*WHAT THE EXERCISE ASKS*
Every record, from the first line to the last, needs to be given again exactly.

*SUPPLIED DATA*
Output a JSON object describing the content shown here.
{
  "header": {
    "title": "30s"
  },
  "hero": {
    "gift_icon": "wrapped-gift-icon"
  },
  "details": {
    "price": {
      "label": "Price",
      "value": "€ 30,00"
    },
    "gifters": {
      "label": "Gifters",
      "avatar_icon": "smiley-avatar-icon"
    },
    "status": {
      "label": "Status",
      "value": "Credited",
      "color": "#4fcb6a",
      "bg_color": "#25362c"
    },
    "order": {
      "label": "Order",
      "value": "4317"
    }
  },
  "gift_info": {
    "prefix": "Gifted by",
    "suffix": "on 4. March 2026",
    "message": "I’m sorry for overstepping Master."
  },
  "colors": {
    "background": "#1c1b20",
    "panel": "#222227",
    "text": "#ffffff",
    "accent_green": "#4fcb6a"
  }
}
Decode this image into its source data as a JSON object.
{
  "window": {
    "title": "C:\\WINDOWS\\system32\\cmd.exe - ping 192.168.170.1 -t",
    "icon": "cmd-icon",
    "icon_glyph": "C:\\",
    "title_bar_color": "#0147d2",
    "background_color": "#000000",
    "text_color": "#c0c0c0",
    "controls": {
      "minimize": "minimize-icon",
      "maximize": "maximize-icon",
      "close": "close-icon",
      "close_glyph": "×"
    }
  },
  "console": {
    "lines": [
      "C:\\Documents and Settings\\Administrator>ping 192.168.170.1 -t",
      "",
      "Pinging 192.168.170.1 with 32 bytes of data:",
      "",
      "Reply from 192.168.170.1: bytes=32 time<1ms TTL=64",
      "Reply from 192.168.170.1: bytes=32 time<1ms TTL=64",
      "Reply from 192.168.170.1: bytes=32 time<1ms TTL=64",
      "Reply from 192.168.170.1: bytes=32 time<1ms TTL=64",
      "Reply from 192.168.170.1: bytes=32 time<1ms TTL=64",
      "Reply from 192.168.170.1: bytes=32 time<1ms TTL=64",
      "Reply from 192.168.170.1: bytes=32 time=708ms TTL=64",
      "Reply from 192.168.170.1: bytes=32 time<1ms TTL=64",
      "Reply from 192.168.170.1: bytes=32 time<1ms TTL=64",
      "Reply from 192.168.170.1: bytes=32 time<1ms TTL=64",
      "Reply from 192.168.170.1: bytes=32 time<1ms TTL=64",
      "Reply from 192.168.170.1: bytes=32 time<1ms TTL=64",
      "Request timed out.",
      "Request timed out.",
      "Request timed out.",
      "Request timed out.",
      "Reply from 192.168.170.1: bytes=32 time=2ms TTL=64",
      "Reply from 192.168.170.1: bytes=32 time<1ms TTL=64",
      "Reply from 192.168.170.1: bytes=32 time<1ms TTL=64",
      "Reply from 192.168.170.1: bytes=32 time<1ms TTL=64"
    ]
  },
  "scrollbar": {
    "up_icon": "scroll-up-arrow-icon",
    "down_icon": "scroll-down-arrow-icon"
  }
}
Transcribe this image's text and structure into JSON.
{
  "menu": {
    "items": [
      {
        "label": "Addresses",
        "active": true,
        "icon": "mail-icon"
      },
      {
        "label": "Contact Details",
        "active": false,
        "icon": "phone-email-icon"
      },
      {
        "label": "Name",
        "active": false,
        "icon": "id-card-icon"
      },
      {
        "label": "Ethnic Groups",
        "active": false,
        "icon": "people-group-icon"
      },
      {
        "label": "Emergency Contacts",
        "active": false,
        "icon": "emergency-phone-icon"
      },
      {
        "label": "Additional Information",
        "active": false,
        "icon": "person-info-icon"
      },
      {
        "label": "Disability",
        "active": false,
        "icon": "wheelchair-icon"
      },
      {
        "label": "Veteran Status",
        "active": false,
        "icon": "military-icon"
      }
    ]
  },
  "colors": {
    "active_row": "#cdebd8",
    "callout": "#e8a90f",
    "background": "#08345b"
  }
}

*OUTPUT FOR THIS EXERCISE*
Output a JSON object describing the content shown here.
{
  "header": {
    "title": "30s"
  },
  "hero": {
    "gift_icon": "wrapped-gift-icon"
  },
  "details": {
    "price": {
      "label": "Price",
      "value": "€ 30,00"
    },
    "gifters": {
      "label": "Gifters",
      "avatar_icon": "smiley-avatar-icon"
    },
    "status": {
      "label": "Status",
      "value": "Credited",
      "color": "#4fcb6a",
      "bg_color": "#25362c"
    },
    "order": {
      "label": "Order",
      "value": "4317"
    }
  },
  "gift_info": {
    "prefix": "Gifted by",
    "suffix": "on 4. March 2026",
    "message": "I’m sorry for overstepping Master."
  },
  "colors": {
    "background": "#1c1b20",
    "panel": "#222227",
    "text": "#ffffff",
    "accent_green": "#4fcb6a"
  }
}
Decode this image into its source data as a JSON object.
{
  "window": {
    "title": "C:\\WINDOWS\\system32\\cmd.exe - ping 192.168.170.1 -t",
    "icon": "cmd-icon",
    "icon_glyph": "C:\\",
    "title_bar_color": "#0147d2",
    "background_color": "#000000",
    "text_color": "#c0c0c0",
    "controls": {
      "minimize": "minimize-icon",
      "maximize": "maximize-icon",
      "close": "close-icon",
      "close_glyph": "×"
    }
  },
  "console": {
    "lines": [
      "C:\\Documents and Settings\\Administrator>ping 192.168.170.1 -t",
      "",
      "Pinging 192.168.170.1 with 32 bytes of data:",
      "",
      "Reply from 192.168.170.1: bytes=32 time<1ms TTL=64",
      "Reply from 192.168.170.1: bytes=32 time<1ms TTL=64",
      "Reply from 192.168.170.1: bytes=32 time<1ms TTL=64",
      "Reply from 192.168.170.1: bytes=32 time<1ms TTL=64",
      "Reply from 192.168.170.1: bytes=32 time<1ms TTL=64",
      "Reply from 192.168.170.1: bytes=32 time<1ms TTL=64",
      "Reply from 192.168.170.1: bytes=32 time=708ms TTL=64",
      "Reply from 192.168.170.1: bytes=32 time<1ms TTL=64",
      "Reply from 192.168.170.1: bytes=32 time<1ms TTL=64",
      "Reply from 192.168.170.1: bytes=32 time<1ms TTL=64",
      "Reply from 192.168.170.1: bytes=32 time<1ms TTL=64",
      "Reply from 192.168.170.1: bytes=32 time<1ms TTL=64",
      "Request timed out.",
      "Request timed out.",
      "Request timed out.",
      "Request timed out.",
      "Reply from 192.168.170.1: bytes=32 time=2ms TTL=64",
      "Reply from 192.168.170.1: bytes=32 time<1ms TTL=64",
      "Reply from 192.168.170.1: bytes=32 time<1ms TTL=64",
      "Reply from 192.168.170.1: bytes=32 time<1ms TTL=64"
    ]
  },
  "scrollbar": {
    "up_icon": "scroll-up-arrow-icon",
    "down_icon": "scroll-down-arrow-icon"
  }
}
Transcribe this image's text and structure into JSON.
{
  "menu": {
    "items": [
      {
        "label": "Addresses",
        "active": true,
        "icon": "mail-icon"
      },
      {
        "label": "Contact Details",
        "active": false,
        "icon": "phone-email-icon"
      },
      {
        "label": "Name",
        "active": false,
        "icon": "id-card-icon"
      },
      {
        "label": "Ethnic Groups",
        "active": false,
        "icon": "people-group-icon"
      },
      {
        "label": "Emergency Contacts",
        "active": false,
        "icon": "emergency-phone-icon"
      },
      {
        "label": "Additional Information",
        "active": false,
        "icon": "person-info-icon"
      },
      {
        "label": "Disability",
        "active": false,
        "icon": "wheelchair-icon"
      },
      {
        "label": "Veteran Status",
        "active": false,
        "icon": "military-icon"
      }
    ]
  },
  "colors": {
    "active_row": "#cdebd8",
    "callout": "#e8a90f",
    "background": "#08345b"
  }
}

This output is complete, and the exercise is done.